U.S. Presidential candidate Ron Paul drew a massive crowd to his campaign rally at the University of California, San Diego (UCSD) on Friday, and Digital Journal was there to capture every minute.
UCSD Youth for Paul sponsored at the event, which was Paul's last scheduled campaign stop in California before the state's primary election on June 5. San Diego 6 News estimated there were around 5,000 people in attendance.
Known for decades as an ardent defender of freedom of speech, Paul focused on the issue early in Friday's speech. "I want to make sure the First Amendment is protected on the Internet as well!" he declared, signaling his opposition to the invasive SOPA and CISPA bills.
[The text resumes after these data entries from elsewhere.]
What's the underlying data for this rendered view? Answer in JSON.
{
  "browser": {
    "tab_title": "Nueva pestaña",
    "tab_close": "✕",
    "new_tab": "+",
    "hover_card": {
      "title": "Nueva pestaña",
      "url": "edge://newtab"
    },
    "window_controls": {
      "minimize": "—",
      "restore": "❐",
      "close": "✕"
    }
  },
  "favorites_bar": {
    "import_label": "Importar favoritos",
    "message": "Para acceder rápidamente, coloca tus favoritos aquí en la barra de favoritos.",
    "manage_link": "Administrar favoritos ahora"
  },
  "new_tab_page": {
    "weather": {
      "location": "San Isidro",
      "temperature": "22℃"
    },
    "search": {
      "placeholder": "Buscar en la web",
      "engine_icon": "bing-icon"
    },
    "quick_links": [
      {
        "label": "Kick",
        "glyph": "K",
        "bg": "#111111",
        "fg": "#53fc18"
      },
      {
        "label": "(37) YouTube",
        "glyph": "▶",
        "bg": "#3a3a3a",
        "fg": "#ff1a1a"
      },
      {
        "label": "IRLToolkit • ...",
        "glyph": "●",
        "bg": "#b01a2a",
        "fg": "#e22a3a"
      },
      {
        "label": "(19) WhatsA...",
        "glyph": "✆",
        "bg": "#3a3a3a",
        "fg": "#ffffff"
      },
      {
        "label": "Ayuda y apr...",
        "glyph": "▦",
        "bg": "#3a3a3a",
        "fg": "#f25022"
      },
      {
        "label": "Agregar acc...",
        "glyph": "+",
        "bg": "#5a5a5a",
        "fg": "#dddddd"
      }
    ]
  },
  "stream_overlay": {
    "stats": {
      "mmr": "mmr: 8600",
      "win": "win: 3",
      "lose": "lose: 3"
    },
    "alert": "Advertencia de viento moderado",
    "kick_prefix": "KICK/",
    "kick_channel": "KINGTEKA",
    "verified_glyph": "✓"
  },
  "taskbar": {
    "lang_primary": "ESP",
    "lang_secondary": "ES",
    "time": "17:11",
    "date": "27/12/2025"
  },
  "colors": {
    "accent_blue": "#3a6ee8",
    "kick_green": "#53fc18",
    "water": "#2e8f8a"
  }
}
The audience responded with thunderous applause.
"The seeds have been planted," Paul said. "There is no way they can silence the freedom movement today."
As he has done at previous campaign events, Paul pointed out the economic benefits that the U.S. would retain if Congress had followed the Constitution when it comes to waging war:
"Just think, how many wars would have been fought since World War II? None! Just think of how much money we would've saved... how much richer we would be... how much less debt we would have. Think how much less pervasive this whole notion of deficit spending would be. This country would be so much wealthier. So obey the Constitution and we would have a lot less wars."
Thousands look on as Ron Paul delivers a campaign speech at the University of California, San Diego.
Paul also spoke out on issues that made headlines last week, including the scandal surrounding Daniel Chong, a UCSD student who was locked up for five days without food or water by the Drug Enforcement Agency (DEA). "It's done in the name of being a compassionate conservative, and that's not compassionate at all," Paul stated. "If any agent of the government abuses the rights of the individual, they are personally liable and should be sued."
So many people attended the Ron Paul rally at UCSD that the crowd looked like a sea of faces.
In addition, Paul addressed the wrangling between the U.S and China over Chen Guangcheng, the blind Chinese dissident who sought refuge in the U.S Embassy in Beijing, as reported by the Los Angeles Times. Paul took issue with U.S. politicians who see this as an opportunity to demagogue about China's human rights abuses. "How much authority do we have and how much benefit do you think we have in lecturing and changing China?" he asked. "At the same time, what's happening to the civil liberties of individuals here in this country?"
"We have to cancel this notion out that the federal government -- any government -- can protect us from ourselves," Paul declared.
While most of the media has crowned Presidential candidate Mitt Romney as the presumptive GOP nominee, the Paul campaign continues to accelerate, gaining a plurality of delegates in Iowa, Minnesota and several other states over the last month, according to Politico and the Huffington Post. If the enthusiam displayed by Paul supporters on Friday continues to grow, the Romney campaign could be in for a surprise in August.